Segment Open

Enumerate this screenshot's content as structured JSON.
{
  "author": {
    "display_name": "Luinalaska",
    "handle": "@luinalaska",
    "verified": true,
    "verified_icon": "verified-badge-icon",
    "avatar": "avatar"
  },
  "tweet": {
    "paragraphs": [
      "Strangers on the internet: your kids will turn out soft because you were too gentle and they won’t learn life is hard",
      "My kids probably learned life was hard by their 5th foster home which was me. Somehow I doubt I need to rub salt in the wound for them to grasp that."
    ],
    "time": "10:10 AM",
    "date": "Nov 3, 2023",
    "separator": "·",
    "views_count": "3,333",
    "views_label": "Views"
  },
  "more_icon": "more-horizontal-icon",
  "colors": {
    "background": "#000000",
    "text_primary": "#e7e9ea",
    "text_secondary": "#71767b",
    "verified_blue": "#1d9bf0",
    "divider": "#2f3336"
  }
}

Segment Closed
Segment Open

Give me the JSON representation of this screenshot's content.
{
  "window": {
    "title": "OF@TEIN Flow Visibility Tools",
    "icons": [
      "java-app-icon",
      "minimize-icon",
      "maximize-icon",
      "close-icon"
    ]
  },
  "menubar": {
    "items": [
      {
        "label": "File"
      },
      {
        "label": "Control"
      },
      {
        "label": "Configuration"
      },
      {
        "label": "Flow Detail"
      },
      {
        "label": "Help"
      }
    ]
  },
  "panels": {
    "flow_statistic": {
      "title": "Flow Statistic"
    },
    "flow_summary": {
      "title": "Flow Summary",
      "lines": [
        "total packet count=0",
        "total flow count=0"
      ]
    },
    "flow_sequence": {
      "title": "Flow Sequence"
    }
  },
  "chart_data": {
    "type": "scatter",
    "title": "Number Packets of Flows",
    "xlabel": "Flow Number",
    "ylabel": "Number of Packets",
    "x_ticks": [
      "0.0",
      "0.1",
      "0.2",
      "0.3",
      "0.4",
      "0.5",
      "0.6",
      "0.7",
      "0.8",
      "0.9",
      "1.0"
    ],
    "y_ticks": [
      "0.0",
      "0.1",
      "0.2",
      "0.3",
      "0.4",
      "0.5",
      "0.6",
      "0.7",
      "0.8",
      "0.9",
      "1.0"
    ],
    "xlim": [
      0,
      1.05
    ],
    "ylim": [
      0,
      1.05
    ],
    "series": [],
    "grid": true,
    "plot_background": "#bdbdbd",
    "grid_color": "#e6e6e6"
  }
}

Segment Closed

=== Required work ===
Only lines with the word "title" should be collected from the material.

=== Worked solution ===
    "title": "OF@TEIN Flow Visibility Tools",
      "title": "Flow Statistic"
      "title": "Flow Summary",
      "title": "Flow Sequence"
    "title": "Number Packets of Flows",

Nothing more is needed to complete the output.